United Tribes News

Acts of Sacrifice
By Shiela M. Netterville (Standing Rock) Early Childhood Education Graduate

27 April 2009

BISMARCK (UTN) - My stepfather, Tom Yellow Wolf, had forwarded an e-mail to me that was titled “Sack Lunches.” It was about how a guy had bought sack lunches for a group of servicemen he was flying with on an airliner. They were headed for training before deployment to Afghanistan and he saw they didn’t have money to buy lunch on the long flight. Without them knowing, the man paid for their meals.

      His gesture was noticed by other passengers, who joined him in honoring the young soldiers by handing him money to be part of his act of kindness. Even the airline captain shook the man’s hand saying when he was a military pilot someone had once bought him a lunch and it was something he never forgot. The e-mail ended with the man giving the servicemen all the money, which was enough for another meal. As they left, feeling the love and respect of their fellow travelers, the man said he whispered a prayer for their safe return. They were preparing to give their all for our country and he could only give them a couple of meals.
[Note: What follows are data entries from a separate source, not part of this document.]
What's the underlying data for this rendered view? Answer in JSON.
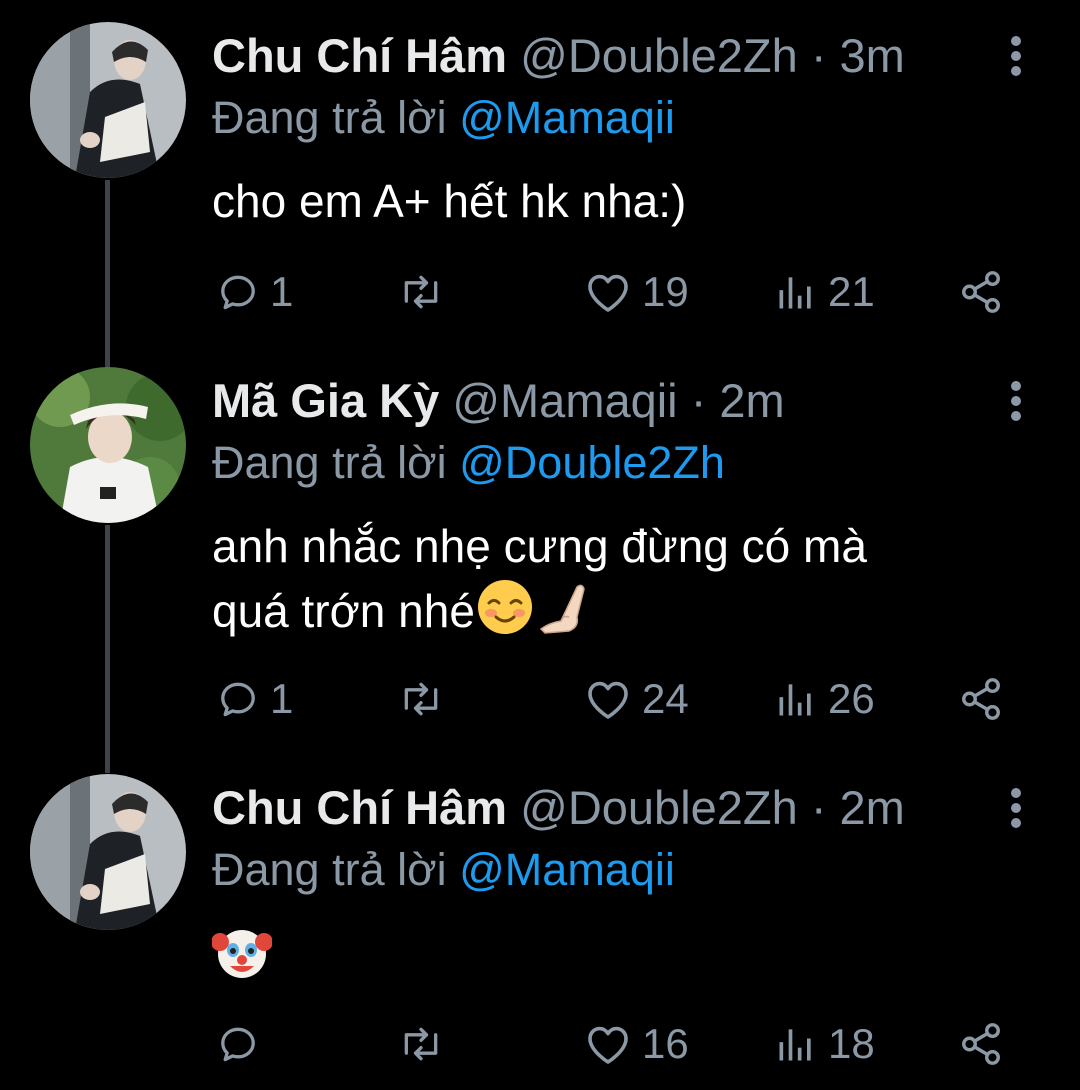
{
  "tweets": [
    {
      "display_name": "Chu Chí Hâm",
      "handle": "@Double2Zh",
      "separator": "·",
      "time": "3m",
      "reply_prefix": "Đang trả lời",
      "reply_to": "@Mamaqii",
      "text": "cho em A+ hết hk nha:)",
      "replies": "1",
      "retweets": "",
      "likes": "19",
      "views": "21"
    },
    {
      "display_name": "Mã Gia Kỳ",
      "handle": "@Mamaqii",
      "separator": "·",
      "time": "2m",
      "reply_prefix": "Đang trả lời",
      "reply_to": "@Double2Zh",
      "text_line1": "anh nhắc nhẹ cưng đừng có mà",
      "text_line2": "quá trớn nhé",
      "replies": "1",
      "retweets": "",
      "likes": "24",
      "views": "26"
    },
    {
      "display_name": "Chu Chí Hâm",
      "handle": "@Double2Zh",
      "separator": "·",
      "time": "2m",
      "reply_prefix": "Đang trả lời",
      "reply_to": "@Mamaqii",
      "text_emoji": "clown-face",
      "replies": "",
      "retweets": "",
      "likes": "16",
      "views": "18"
    }
  ],
  "colors": {
    "background": "#000000",
    "text": "#ffffff",
    "secondary": "#8b98a5",
    "mention": "#1d9bf0",
    "thread_line": "#3d4348"
  },
  "icons": [
    "reply-icon",
    "retweet-icon",
    "like-icon",
    "views-icon",
    "share-icon",
    "more-icon"
  ]
}
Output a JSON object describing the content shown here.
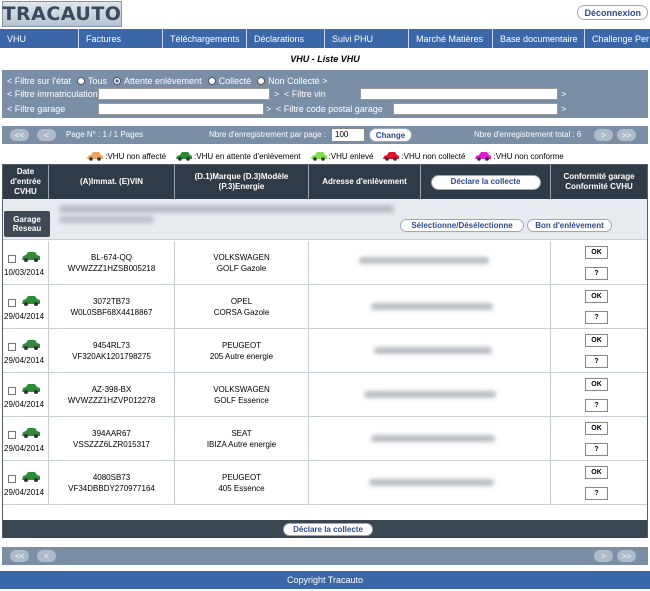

Sage Koch

      It was a touching story and when I was done reading I could barely see through my tears. Tom had prefaced the e-mail with a message of his own, recalling a similar incident when he returned from Vietnam. A grizzled old guy paid for his breakfast in the Minneapolis airport. He said he recognized the patch on Tom’s uniform and it was the same unit he served with in WWII. He didn't say much, just smoked a cig, drank his coffee, and without any fanfare paid the check when he left.

      I never used to be affected so much by stories of military sacrifice. When I saw one on TV or in the paper, I would feel bad for the people and think to myself, “I’m glad I’ll never have to deal with that.”

      But now it’s different. My brother, Sage Koch, is a soldier.

      Sage was born when I was 18 and had my own son. Andru and Sage grew up together. They fought like brothers and stood up for each other as brothers. When Sage was a teenager, he found his passion in running. He ran track and cross-country for Bismarck High School and earned acclaim as a distance runner. In his senior year he placed 7th in the state cross country meet, 5th in the 3200 meter run of the state track meet, and 6th in the 1600 meter run. I was proud of him, as was the entire family.

      After graduation he became a student at United Tribes Technical College and ran cross country for the Thunderbirds in 2006. I joined him at UTTC in the spring of 2007. But there was another calling ahead that took me by surprise. Sage had mentioned the service but I didn’t take him seriously. Well, he made a decision and joined and soon he was on a path of honor and sacrifice. On February 27, 2009 I gave him a hug and said, “Good bye Sage, take care and remember I Love You!”

      By the time you read this he will already be in Iraq. He is protecting our country by putting his life on the line for us – so we can enjoy our freedom. My brother has grown into a man and I am very proud of him and his accomplishments, and his willingness to sacrifice for me and others.

      He followed his father, Tom Yellow Wolf’s, footsteps to serve our country and fight for it. I know his father is very proud of him and he is rewarded with knowing that he helped raise a fine man.

      A couple of days before he left, Sage wrote in Facebook that he “is gonna be unselfish and soon leave loved ones behind and go into harms way!! Iraq here I come!!”

      It brought tears to my eyes to read this from my own brother. I will be praying for him and his safe and healthy return home. I ask that you honor him too and that you honor his commitment to all of us by keeping him in your prayers.


Contact Us

United Tribes News
3315 University Drive
Bismarck, ND 58504

(701) 255-3285 ext. 1386